Right now, it includes population/landrace-type mixes. Coming "soon", I may introduce stable breeding lines as named varieties. ‘Soon’ means about 2-3 years+ from now! Patience and observation are two important factors in plant breeding!

Number of seeds per packet

Packets are filled by weight. Number of seeds per packet means the actual number of viable seeds. We adjust according to the % germination. The estimated number of seeds is indicated in the variety description.

% germination

Our "most recent" germination tests :  are performed each year in December/January after the year's harvest is extracted and dried naturally.

Do you have this...

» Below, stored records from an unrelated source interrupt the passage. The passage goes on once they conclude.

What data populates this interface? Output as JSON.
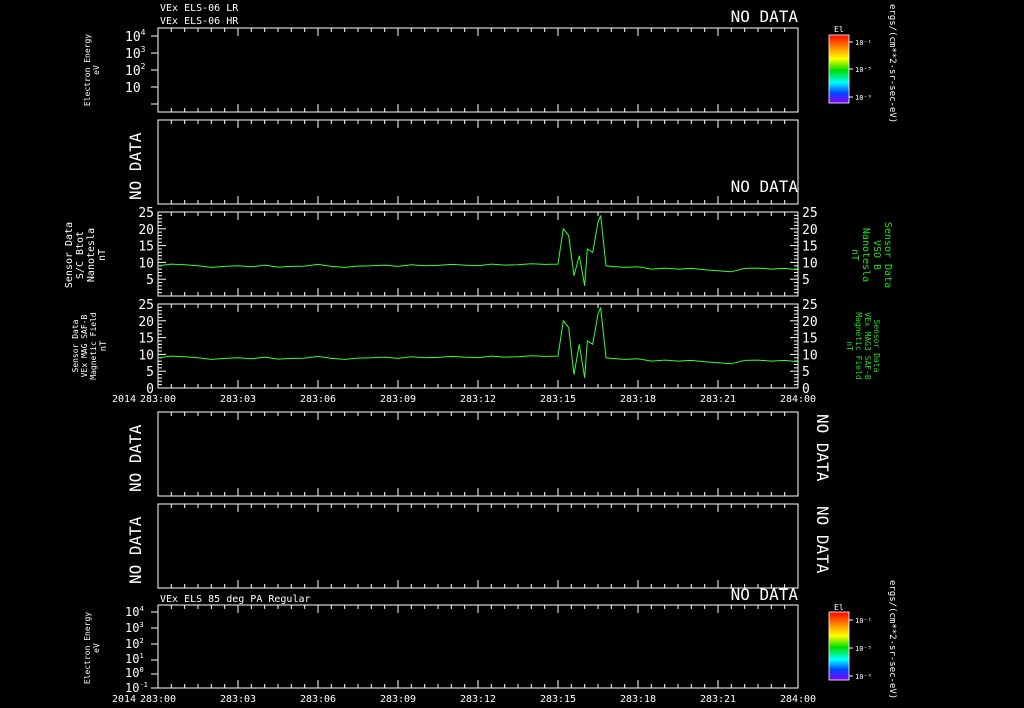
{
  "year_label": "2014",
  "x_ticks": [
    "283:00",
    "283:03",
    "283:06",
    "283:09",
    "283:12",
    "283:15",
    "283:18",
    "283:21",
    "284:00"
  ],
  "colors": {
    "background": "#000000",
    "axis": "#ffffff",
    "trace": "#33ff33",
    "right_label": "#22dd22"
  },
  "no_data_text": "NO DATA",
  "panel1": {
    "titles": [
      "VEx ELS-06 LR",
      "VEx ELS-06 HR"
    ],
    "ylabel": [
      "Electron Energy",
      "eV"
    ],
    "ytick_labels": [
      {
        "base": "10",
        "exp": "4"
      },
      {
        "base": "10",
        "exp": "3"
      },
      {
        "base": "10",
        "exp": "2"
      },
      {
        "base": "10",
        "exp": ""
      }
    ],
    "colorbar": {
      "label": "El",
      "ticks": [
        "10⁻¹",
        "10⁻⁵",
        "10⁻⁹"
      ],
      "units": "ergs/(cm**2-sr-sec-eV)"
    }
  },
  "panel7": {
    "title": "VEx ELS 85 deg PA Regular",
    "ylabel": [
      "Electron Energy",
      "eV"
    ],
    "ytick_labels": [
      {
        "base": "10",
        "exp": "4"
      },
      {
        "base": "10",
        "exp": "3"
      },
      {
        "base": "10",
        "exp": "2"
      },
      {
        "base": "10",
        "exp": "1"
      },
      {
        "base": "10",
        "exp": "0"
      },
      {
        "base": "10",
        "exp": "-1"
      }
    ],
    "colorbar": {
      "label": "El",
      "ticks": [
        "10⁻¹",
        "10⁻⁵",
        "10⁻⁹"
      ],
      "units": "ergs/(cm**2-sr-sec-eV)"
    }
  },
  "panel3": {
    "ylabel_left": [
      "Sensor Data",
      "S/C Btot",
      "Nanotesla",
      "nT"
    ],
    "ylabel_right": [
      "Sensor Data",
      "VSO B",
      "Nanotesla",
      "nT"
    ]
  },
  "panel4": {
    "ylabel_left": [
      "Sensor Data",
      "VEx MAG SAF-B",
      "Magnetic Field",
      "nT"
    ],
    "ylabel_right": [
      "Sensor Data",
      "VEx MAG3 SAF-B",
      "Magnetic Field",
      "nT"
    ]
  },
  "chart_data": {
    "type": "line",
    "x_unit": "day-of-year:hour",
    "xlim": [
      "283:00",
      "284:00"
    ],
    "ylim": [
      0,
      25
    ],
    "yticks": [
      5,
      10,
      15,
      20,
      25
    ],
    "grid": false,
    "series": [
      {
        "x": [
          0,
          0.5,
          1,
          1.5,
          2,
          2.5,
          3,
          3.5,
          4,
          4.5,
          5,
          5.5,
          6,
          6.5,
          7,
          7.5,
          8,
          8.5,
          9,
          9.5,
          10,
          10.5,
          11,
          11.5,
          12,
          12.5,
          13,
          13.5,
          14,
          14.5,
          15,
          15.2,
          15.4,
          15.6,
          15.8,
          16,
          16.1,
          16.3,
          16.5,
          16.6,
          16.8,
          17,
          17.5,
          18,
          18.5,
          19,
          19.5,
          20,
          20.5,
          21,
          21.5,
          22,
          22.5,
          23,
          23.5,
          24
        ],
        "y": [
          9,
          9.5,
          9.3,
          9,
          8.5,
          8.8,
          9,
          8.7,
          9.2,
          8.6,
          8.8,
          8.9,
          9.4,
          8.8,
          8.5,
          8.9,
          9,
          9.2,
          8.8,
          9.3,
          9,
          9.1,
          9.4,
          9.2,
          9,
          9.5,
          9.2,
          9.3,
          9.6,
          9.4,
          9.5,
          20,
          18,
          6,
          12,
          3,
          14,
          13,
          22,
          24,
          9,
          8.8,
          8.5,
          8.7,
          8,
          8.3,
          8,
          8.2,
          7.8,
          7.5,
          7.2,
          8.2,
          8.3,
          8,
          8.2,
          7.8
        ]
      },
      {
        "x": [
          0,
          0.5,
          1,
          1.5,
          2,
          2.5,
          3,
          3.5,
          4,
          4.5,
          5,
          5.5,
          6,
          6.5,
          7,
          7.5,
          8,
          8.5,
          9,
          9.5,
          10,
          10.5,
          11,
          11.5,
          12,
          12.5,
          13,
          13.5,
          14,
          14.5,
          15,
          15.2,
          15.4,
          15.6,
          15.8,
          16,
          16.1,
          16.3,
          16.5,
          16.6,
          16.8,
          17,
          17.5,
          18,
          18.5,
          19,
          19.5,
          20,
          20.5,
          21,
          21.5,
          22,
          22.5,
          23,
          23.5,
          24
        ],
        "y": [
          9,
          9.5,
          9.3,
          9,
          8.5,
          8.8,
          9,
          8.7,
          9.2,
          8.6,
          8.8,
          8.9,
          9.4,
          8.8,
          8.5,
          8.9,
          9,
          9.2,
          8.8,
          9.3,
          9,
          9.1,
          9.4,
          9.2,
          9,
          9.5,
          9.2,
          9.3,
          9.6,
          9.4,
          9.5,
          20,
          18,
          4,
          13,
          3,
          14,
          13,
          22,
          24,
          9,
          8.8,
          8.5,
          8.7,
          8,
          8.3,
          8,
          8.2,
          7.8,
          7.5,
          7.2,
          8.2,
          8.3,
          8,
          8.2,
          7.8
        ]
      }
    ]
  }
}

As you can see, our available seeds for sale still " lack " some major species, like cabbage, rutabaga and some others. In most cases, variety trials are still undergoing until we choose which one(s) to propagate. Sometimes it’s also because I am developing and selecting new varieties at the farm and cannot grow other ones in the meantime or they would cross (unintentionnally).
So more species will likely become available in coming years!


To

Check out 'About us' , ‘FAQ' pages for more information.

variete developpee a la ferme_on-farm breeding Logo
ossi logo

OSSI-Pledged Variety -


What does it mean?

variété OSSI ?

OSSI, for Open Source Seed Initiative, means that the varieties registered are intended to be «freed»: free of intellectual property (patent) that may restrict their use in breeding or their propagation (seed saving). Open source seed is also meant to respect four seed freedoms, described as the following:

«1. The freedom to save or grow seed for replanting or for any other purpose.
  2. The freedom to share, trade, or sell seed to others.
  3. The freedom to trial and study seed and to share or publish information about it.
  4. The freedom to select or adapt the seed, make crosses with it, or use it to breed new lines and varieties.»





In the last decades, the bulk of seed sales and seed production has come to be mostly owned by a few major seed producers. The point is - they have patented many varieties. And this often completely blocks the information about the variety (parentage etc) for the researchers and breeders - it may only slow down the process in both private and public plant breeding.

Last but not least, it also quite often restricts farmers from growing their own seeds from such lines, so they come to buy it again and again - and they become dependent until the day the company stops selling it, then what happens? In agriculture, finding a good well-adapted replacement is not that easy at all. It then comes down to food security questions.


The «free the seed» movement was born with the access to seed for present and future generations in mind. 

It also encourages the development of such ethically produced seeds. Plant breeders who developed and OSSI-pledged their varieties are acknowledged in a way similar to giving credit to an author/artist for an image or any artwork, published (offered for free) under the commons license.

This breeder credit and information must «follow» the seeds (like on the variety description on our online seed store), as well as the Pledge:

OSSI Pledge

You have the freedom to use these OSSI-Pledged seeds in any way you choose.
In return, you pledge not to restrict others’ use of these seeds or their derivatives by patents or other means, and to include this Pledge with any transfer of these seeds or their derivatives.



As a partner seed company, we are happy to offer you from now on a growing selection of OSSI-Pledged varieties!

Learn more about the OSSI Pledge at

bottom of page